  1. Metadata - I’d suggest allowing single-line comments. I see a use case for the metadata to be read by tools which manage data. Suppose that a metadata could be akin to struct tags in Go.
00-09: Area with big files
  - processor: s3_backup // I don't want big files kept on this device

Thought: do we allow this?

000 Project
    00-09 Area
       00 Category
   000.00.00 ID    // Use the full PRO.AC.ID here

Is it the indentation that you are questioning to allow? Seeing the above actually makes me think that indentation should be enforced.

Shared indexes could be managed by conflicting preferences and lead to competing updates. I would recommend a strict indentation.

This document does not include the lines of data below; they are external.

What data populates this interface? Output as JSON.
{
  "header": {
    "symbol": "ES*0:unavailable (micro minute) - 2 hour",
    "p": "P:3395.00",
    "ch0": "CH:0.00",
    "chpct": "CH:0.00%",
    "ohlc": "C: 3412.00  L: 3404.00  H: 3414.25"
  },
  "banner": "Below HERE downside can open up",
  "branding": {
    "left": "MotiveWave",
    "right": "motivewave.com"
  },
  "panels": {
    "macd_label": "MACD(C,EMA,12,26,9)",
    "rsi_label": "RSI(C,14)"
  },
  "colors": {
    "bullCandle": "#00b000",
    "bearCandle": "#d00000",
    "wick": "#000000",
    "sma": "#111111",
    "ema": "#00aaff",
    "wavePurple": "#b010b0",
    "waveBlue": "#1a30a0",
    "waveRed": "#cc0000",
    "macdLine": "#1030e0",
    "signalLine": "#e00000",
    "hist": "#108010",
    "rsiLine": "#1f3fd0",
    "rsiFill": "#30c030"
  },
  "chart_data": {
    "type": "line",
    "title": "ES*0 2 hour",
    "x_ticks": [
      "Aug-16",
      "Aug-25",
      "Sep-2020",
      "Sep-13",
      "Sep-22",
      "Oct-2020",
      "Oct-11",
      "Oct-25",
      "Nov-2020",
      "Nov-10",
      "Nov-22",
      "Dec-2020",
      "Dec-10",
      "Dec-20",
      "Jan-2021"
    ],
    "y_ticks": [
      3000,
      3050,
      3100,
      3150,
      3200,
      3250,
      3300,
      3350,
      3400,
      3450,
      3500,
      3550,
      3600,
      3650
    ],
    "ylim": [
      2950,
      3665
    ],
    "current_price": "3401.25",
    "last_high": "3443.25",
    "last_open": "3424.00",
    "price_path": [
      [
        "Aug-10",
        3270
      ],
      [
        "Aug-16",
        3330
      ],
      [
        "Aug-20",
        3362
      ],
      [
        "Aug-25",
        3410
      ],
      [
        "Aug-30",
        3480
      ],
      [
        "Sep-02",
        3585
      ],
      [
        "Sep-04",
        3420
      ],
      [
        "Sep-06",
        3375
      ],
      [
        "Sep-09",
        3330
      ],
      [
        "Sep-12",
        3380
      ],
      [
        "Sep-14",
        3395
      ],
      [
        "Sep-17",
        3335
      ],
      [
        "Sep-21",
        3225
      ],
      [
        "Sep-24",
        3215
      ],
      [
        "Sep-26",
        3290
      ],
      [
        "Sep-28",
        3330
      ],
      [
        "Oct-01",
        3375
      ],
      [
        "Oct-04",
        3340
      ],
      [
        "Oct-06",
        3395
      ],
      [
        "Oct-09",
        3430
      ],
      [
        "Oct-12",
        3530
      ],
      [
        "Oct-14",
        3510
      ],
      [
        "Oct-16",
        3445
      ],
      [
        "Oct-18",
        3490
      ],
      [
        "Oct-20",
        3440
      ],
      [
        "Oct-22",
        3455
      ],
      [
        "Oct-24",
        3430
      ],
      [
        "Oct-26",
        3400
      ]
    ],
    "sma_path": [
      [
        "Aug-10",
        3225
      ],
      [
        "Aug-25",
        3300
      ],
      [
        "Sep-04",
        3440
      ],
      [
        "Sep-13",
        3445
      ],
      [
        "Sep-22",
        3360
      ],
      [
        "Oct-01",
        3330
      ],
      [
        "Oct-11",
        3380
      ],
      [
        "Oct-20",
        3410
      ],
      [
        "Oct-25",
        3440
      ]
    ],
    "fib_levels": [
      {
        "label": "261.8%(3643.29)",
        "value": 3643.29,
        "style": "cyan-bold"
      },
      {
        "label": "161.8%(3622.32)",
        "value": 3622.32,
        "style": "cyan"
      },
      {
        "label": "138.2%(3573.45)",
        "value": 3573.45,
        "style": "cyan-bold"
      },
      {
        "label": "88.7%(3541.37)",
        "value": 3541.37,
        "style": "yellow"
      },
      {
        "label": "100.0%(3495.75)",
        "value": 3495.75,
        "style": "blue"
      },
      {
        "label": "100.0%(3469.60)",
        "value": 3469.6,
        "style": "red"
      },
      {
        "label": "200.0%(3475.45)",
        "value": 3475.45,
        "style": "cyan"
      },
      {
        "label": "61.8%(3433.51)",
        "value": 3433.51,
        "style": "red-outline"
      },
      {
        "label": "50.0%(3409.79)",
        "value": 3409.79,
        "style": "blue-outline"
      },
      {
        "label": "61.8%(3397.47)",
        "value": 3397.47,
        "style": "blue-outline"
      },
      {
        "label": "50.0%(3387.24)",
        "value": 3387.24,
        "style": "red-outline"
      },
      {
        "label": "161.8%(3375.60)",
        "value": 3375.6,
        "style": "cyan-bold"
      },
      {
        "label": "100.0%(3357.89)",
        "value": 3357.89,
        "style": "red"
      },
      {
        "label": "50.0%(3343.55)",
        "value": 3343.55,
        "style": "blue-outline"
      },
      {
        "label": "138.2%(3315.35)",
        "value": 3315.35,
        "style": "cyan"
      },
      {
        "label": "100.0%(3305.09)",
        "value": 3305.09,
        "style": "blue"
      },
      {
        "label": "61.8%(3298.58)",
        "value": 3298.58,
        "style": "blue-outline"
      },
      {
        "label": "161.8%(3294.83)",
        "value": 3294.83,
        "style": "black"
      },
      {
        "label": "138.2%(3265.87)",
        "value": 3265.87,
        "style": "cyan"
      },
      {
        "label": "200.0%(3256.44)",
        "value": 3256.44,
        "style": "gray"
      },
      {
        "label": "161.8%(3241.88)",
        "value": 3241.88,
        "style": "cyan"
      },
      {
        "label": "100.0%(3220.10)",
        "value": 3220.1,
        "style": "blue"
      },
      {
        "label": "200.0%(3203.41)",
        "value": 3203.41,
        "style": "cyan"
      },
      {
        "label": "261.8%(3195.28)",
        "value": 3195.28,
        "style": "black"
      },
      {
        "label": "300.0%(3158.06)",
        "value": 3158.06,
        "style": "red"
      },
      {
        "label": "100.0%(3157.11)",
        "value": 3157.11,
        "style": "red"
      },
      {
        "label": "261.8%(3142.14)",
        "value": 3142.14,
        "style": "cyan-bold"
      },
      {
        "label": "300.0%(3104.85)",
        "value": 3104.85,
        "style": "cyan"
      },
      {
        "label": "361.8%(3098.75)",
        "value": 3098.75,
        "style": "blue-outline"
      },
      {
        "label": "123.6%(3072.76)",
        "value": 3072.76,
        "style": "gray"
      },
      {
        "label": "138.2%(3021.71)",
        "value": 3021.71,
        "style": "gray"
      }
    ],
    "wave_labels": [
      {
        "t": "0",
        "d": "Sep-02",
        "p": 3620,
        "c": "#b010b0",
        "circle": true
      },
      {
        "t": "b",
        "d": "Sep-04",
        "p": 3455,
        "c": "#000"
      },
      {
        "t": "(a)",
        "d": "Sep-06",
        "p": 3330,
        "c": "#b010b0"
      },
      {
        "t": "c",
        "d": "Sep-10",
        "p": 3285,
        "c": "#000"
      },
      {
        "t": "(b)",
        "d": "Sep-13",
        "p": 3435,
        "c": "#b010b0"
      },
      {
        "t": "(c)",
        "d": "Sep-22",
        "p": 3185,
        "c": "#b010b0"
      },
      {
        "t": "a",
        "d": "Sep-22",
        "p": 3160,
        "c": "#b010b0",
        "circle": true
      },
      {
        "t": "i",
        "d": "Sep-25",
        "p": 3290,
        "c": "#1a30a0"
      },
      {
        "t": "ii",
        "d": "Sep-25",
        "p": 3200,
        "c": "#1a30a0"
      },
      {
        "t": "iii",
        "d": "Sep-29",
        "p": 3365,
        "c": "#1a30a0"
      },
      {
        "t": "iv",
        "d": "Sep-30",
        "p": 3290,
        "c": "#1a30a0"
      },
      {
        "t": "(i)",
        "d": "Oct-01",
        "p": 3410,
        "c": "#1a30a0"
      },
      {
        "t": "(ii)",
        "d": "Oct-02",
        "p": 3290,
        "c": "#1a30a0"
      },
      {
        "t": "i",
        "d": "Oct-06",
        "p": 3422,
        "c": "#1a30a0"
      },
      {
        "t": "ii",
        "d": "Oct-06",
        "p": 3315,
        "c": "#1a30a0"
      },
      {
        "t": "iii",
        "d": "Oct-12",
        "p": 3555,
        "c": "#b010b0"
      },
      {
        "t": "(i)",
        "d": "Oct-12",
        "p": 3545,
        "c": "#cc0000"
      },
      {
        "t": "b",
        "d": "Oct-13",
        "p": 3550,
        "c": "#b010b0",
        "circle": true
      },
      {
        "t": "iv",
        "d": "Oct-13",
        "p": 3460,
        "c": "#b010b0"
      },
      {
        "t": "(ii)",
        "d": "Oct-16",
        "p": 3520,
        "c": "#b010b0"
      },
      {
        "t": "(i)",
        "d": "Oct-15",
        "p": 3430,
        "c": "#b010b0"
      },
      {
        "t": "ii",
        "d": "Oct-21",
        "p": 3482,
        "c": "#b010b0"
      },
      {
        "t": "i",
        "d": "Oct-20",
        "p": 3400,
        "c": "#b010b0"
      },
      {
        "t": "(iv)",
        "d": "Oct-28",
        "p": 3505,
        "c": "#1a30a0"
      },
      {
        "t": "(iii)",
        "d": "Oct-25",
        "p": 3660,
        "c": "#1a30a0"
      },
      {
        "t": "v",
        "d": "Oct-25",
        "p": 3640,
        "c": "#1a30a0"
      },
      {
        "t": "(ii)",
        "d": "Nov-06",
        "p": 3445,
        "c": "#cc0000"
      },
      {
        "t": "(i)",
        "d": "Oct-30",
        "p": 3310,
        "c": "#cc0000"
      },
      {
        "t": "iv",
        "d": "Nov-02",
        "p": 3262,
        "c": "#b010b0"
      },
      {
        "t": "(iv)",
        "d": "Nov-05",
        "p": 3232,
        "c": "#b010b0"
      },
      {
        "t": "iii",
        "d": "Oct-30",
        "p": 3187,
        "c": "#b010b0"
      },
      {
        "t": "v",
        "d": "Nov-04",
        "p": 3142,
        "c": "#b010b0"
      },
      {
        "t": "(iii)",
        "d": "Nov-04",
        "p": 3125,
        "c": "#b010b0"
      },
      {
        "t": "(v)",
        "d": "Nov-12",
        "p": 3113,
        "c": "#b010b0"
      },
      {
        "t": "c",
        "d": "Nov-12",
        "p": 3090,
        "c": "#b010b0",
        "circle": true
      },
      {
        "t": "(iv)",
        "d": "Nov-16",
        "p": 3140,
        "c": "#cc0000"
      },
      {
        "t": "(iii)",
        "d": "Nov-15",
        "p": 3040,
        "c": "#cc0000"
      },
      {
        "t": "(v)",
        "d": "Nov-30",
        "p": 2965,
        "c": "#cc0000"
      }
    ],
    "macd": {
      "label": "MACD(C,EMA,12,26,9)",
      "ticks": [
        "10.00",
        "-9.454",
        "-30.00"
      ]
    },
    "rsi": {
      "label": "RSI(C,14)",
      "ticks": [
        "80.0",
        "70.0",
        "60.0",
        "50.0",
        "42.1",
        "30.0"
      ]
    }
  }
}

  1. I have tended to find the combination of ranges and numbers a little cumbersome. Take the following example:
100-199: Personal
  100: Home
    10-19: Finances
      10: Mortgage
        100.10.00: Contract
        100.10.01: Statements
    20-29: Management
      20: Service Charges & Rent
        100.20.00: Statements
200-299: Business
  etc

Do headings help?

100-199: Personal
200-299: Business

100: Home
  10-19: Finances
  20-29: Management

  10: Mortgage
    100.10.00: Contract
    100.10.01: Statements
  20: Service Charges & Rent
    100.20.00: Statements

Otherwise I think it’s looking good. I’m approaching a gap between clients in July/August, I’d be really happy to work on a parser for JD.

In other news I am still working on my index. It’s deceptively hard! Today I cut out lots of bits of paper and have taken over the dining table!

That’s a good idea. Thinking of how the underlying data structure might look (i.e. is it nightmarishly hard to implement or not), you could do

// The simple version, without a comment
const myData = {
  "00-09": "Area with big files"
}

// The full version, with a comment
const myData = {
  "00-09": {
    title: "Area with big files",
    comment: "I don’t want big files kept on this device"
  }
}

So yep, endorsed, I’ll add it to the spec later today.

Sorry, wasn’t clear. I was wondering whether we allow the full PRO.AC.ID number to be put in the file like that, but specifically only in front of an ID.

Because you can always infer the full number as a result of your position in the file, but sometimes you’d also like to see it, right there.

Interesting point on indentation, I was on the fence with that one.